Varieties: The Accented Hair variety has sharply incised hair above Kennedy’s ear and is found only as a Proof. The Doubled Die obverse is available both as a circulation strike and as a Proof. The Doubled Die reverse is known only in Proof.

Other details: During his Thousand days in office, John F. Kennedy inspired millions of Americans – he was widely respected even by his political enemies. The Kennedy half dollar was first minted in 1964 and (as of 2012, when I am writing this), it is still being struck as the ‘circulating’ fifty cent piece of the United States. It was intended as a memorial to the assassinated President John F. Kennedy with a single year of mintage planned, but just like the Washington quarter (first struck for the bicentennial of his birth in 1932), it was so popular that the design replaced the older pattern.

The JFK half dollar was authorized by Congress just over a month after Jack Kennedy’s death. Use of existing designs by Mint sculptors Frank Gasparro and Gilroy Roberts allowed dies to be prepared quickly, and the first coins were struck in January of 1964.

Mint Director Eva Adams was a great admirer of Kennedy. She spearheaded the design of a commemorative coin for the fallen president. Gilroy Roberts wrote that Mint Director Adams had called him within hours of the assassination. He was at the Mint at the time, working, and they talked about the suitability of the Quarter Dollar, Half Dollar, and Silver Dollar. The Silver Dollar had not been produced in over 30 years, and while there were discussions going on about reviving the largest silver denomination (there were Peace dollars minted in 1964, but all were supposedly melted down without being released). The silver dollar was not seen as a viable option. First Lady Jackie Kennedy opposed replacing the Washington design of the quarter, and thus the half dollar denomination was chosen.

The previous design for the half dollar featuring Benjamin Franklin had been minted since 1948. By law, US circulating coinage designs must be used for a minimum of 25 years before new designs can replace them, but at the request of President Johnson, an exception was made in this case with congressional approval.
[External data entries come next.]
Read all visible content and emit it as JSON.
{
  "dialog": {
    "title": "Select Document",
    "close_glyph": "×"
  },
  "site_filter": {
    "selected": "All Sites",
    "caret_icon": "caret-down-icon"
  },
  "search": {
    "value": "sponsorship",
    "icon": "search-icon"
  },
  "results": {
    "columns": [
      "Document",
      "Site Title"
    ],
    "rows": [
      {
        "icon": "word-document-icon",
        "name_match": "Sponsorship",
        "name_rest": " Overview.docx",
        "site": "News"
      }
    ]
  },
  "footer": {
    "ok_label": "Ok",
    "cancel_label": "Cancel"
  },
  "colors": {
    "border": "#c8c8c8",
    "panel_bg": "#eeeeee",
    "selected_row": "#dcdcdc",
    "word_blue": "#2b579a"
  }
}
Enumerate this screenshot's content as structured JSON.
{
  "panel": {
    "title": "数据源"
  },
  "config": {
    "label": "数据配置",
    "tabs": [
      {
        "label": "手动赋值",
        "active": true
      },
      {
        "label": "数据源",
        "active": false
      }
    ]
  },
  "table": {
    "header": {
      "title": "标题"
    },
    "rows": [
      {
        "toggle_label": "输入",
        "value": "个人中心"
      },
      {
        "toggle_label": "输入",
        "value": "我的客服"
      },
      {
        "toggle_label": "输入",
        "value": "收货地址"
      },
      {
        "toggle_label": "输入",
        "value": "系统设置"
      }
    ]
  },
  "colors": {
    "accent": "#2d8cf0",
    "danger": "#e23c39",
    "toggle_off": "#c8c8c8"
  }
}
Shortly after the coin’s release, the Denver Mint began receiving complaints that the new coin was marked with a  hammer & sickle at the bottom of Kennedy’s neckline. In response, Roberts made public statements that the perceived Communist symbol was actually his monogram, a stylized “GR

The first year of issue was the only one where coin silver was used (planchets with a fineness of 0.900 or 90% silver). From 1965 to 1970, special planchets were used with a 40% fineness (the outer layers had a higher silver content, giving them a lighter/brighter finish than they would otherwise have). These 40% silver coins are often referred to as Silver Clad Half Dollars or SilverClad JFK Halfs.

In 1971, silver was eliminated entirely from the Kennedy 50 cent piece, although a few 1970 planchets are known to have slipped through in later years (primarily 1971).

A special design for the reverse of the half dollar was issued for the United States Bicentennial and was struck in 1975 and 1976. In addition to business strikes, special collector coins were struck for the Bicentennial in silver clad; silver proof sets in which the dime, quarter and half dollar were struck in 90% silver were first minted in 1992. Even though ample supplies of half dollars are now available, their circulation is extremely limited. Since 2002, Kennedy half dollars have only been struck to satisfy the demand from collectors, and are available through the Mint.

Estimated Value: $10.14 with silver at ~$38/oz

United States SIlver JFK 50 Cent Piece 1964 Obverse

United States SIlver JFK 50 Cent Piece 1964 Obverse

United States SIlver JFK 50 Cent Piece 1964 Reverse

United States SIlver JFK 50 Cent Piece 1964 Reverse